British Journal of Nutrition

Papers of direct relevance to Clinical and Human Nutrition

WHO sponsored collaborative studies on nutritional anaemia in India

S. K. Sooda1 p1, K. Ramachandrana1, Kamla Rania1, V. Ramalingaswamia1, V. I. Mathana1, J. Ponniaha1 and S. J. Bakera1 p2

a1 Department of Pathology and Biostatistics, All-India Institute of Medical Sciences, New Delhi and Wellcome Research Unit, Christian Medical College Hospital, Vellore, Tamil Nadu, India


1. The relative efficacy of oral and parenteral iron administration in the prophylaxis and treatment of Fe-deficiency anaemia of pregnancy has been studied.

2. Intravenous administration of Fe by total dose infusion of Fe dextran was not superior to oral Fe 120 mg/d, 6 d/week for 10–12 weeks.

3. Intramuscular Fe dextran, 100 mg twice per week for 10–12 weeks, produced a significantly greater rise in mean haemoglobin concentration than oral Fe therapy.

4. The superiority of intramuscular Fe as compared with intravenous Fe is probably related to the different handling of the Fe dextran by the reticulo-endothelial system.

5. In spite of the better response to intramuscular Fe dextran, it is not recommended for public health practice because of the risks associated with its use and the much higher cost of the preparation and its delivery.

(Received April 17 1979)

(Accepted May 23 1979)


p1 Faculty of Medicine, University of Garyounis, P.O. Box 1451, Benghazi, Libya.

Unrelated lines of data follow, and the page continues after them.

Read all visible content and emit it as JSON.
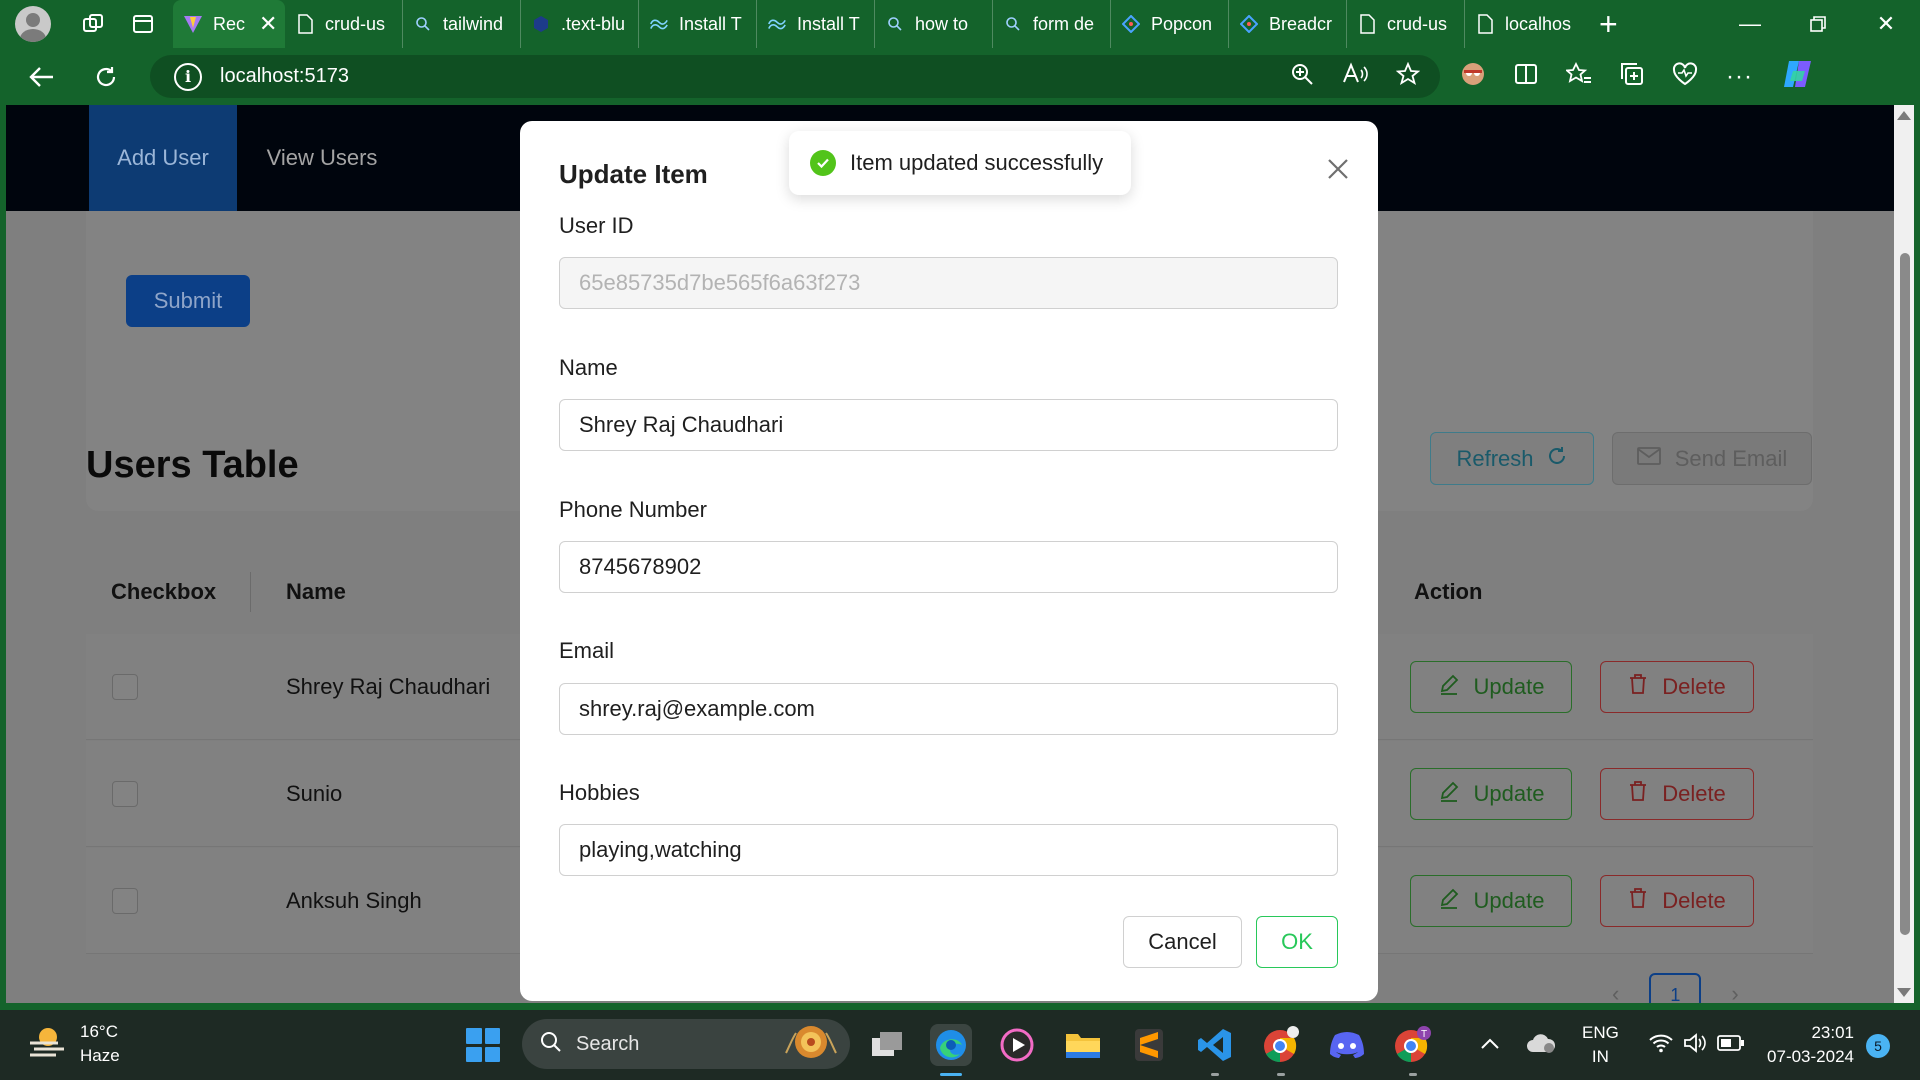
{
  "browser": {
    "tabs": [
      {
        "title": "Rec",
        "icon": "vite-icon",
        "active": true
      },
      {
        "title": "crud-us",
        "icon": "page-icon"
      },
      {
        "title": "tailwind",
        "icon": "search-icon"
      },
      {
        "title": ".text-blu",
        "icon": "site-icon"
      },
      {
        "title": "Install T",
        "icon": "tailwind-icon"
      },
      {
        "title": "Install T",
        "icon": "tailwind-icon"
      },
      {
        "title": "how to",
        "icon": "search-icon"
      },
      {
        "title": "form de",
        "icon": "search-icon"
      },
      {
        "title": "Popcon",
        "icon": "antd-icon"
      },
      {
        "title": "Breadcr",
        "icon": "antd-icon"
      },
      {
        "title": "crud-us",
        "icon": "page-icon"
      },
      {
        "title": "localhos",
        "icon": "page-icon"
      }
    ],
    "address": {
      "url": "localhost:5173"
    }
  },
  "app": {
    "nav": {
      "add_user": "Add User",
      "view_users": "View Users"
    },
    "form": {
      "submit_label": "Submit"
    },
    "table": {
      "title": "Users Table",
      "refresh_label": "Refresh",
      "send_email_label": "Send Email",
      "columns": {
        "checkbox": "Checkbox",
        "name": "Name",
        "action": "Action"
      },
      "rows": [
        {
          "name": "Shrey Raj Chaudhari",
          "update": "Update",
          "delete": "Delete"
        },
        {
          "name": "Sunio",
          "update": "Update",
          "delete": "Delete"
        },
        {
          "name": "Anksuh Singh",
          "update": "Update",
          "delete": "Delete"
        }
      ],
      "pagination": {
        "current_page": "1"
      }
    }
  },
  "modal": {
    "title": "Update Item",
    "fields": {
      "user_id": {
        "label": "User ID",
        "value": "65e85735d7be565f6a63f273"
      },
      "name": {
        "label": "Name",
        "value": "Shrey Raj Chaudhari"
      },
      "phone": {
        "label": "Phone Number",
        "value": "8745678902"
      },
      "email": {
        "label": "Email",
        "value": "shrey.raj@example.com"
      },
      "hobbies": {
        "label": "Hobbies",
        "value": "playing,watching"
      }
    },
    "cancel_label": "Cancel",
    "ok_label": "OK"
  },
  "toast": {
    "message": "Item updated successfully"
  },
  "taskbar": {
    "weather": {
      "temp": "16°C",
      "condition": "Haze"
    },
    "search_label": "Search",
    "language": {
      "line1": "ENG",
      "line2": "IN"
    },
    "clock": {
      "time": "23:01",
      "date": "07-03-2024"
    },
    "notification_count": "5"
  },
  "colors": {
    "browser_chrome": "#14632b",
    "primary": "#1677ff",
    "success": "#52c41a",
    "ok_border": "#28c85a",
    "taskbar": "#1e2a24"
  }
}
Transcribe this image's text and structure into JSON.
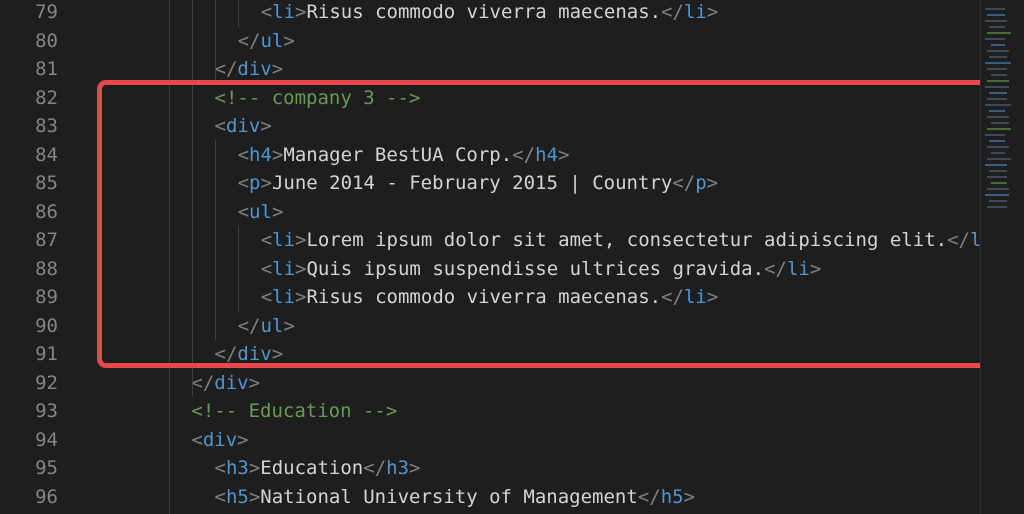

p2 Department of Medicine, St Boniface Hospital, Winnipeg, Manitoba, Canada.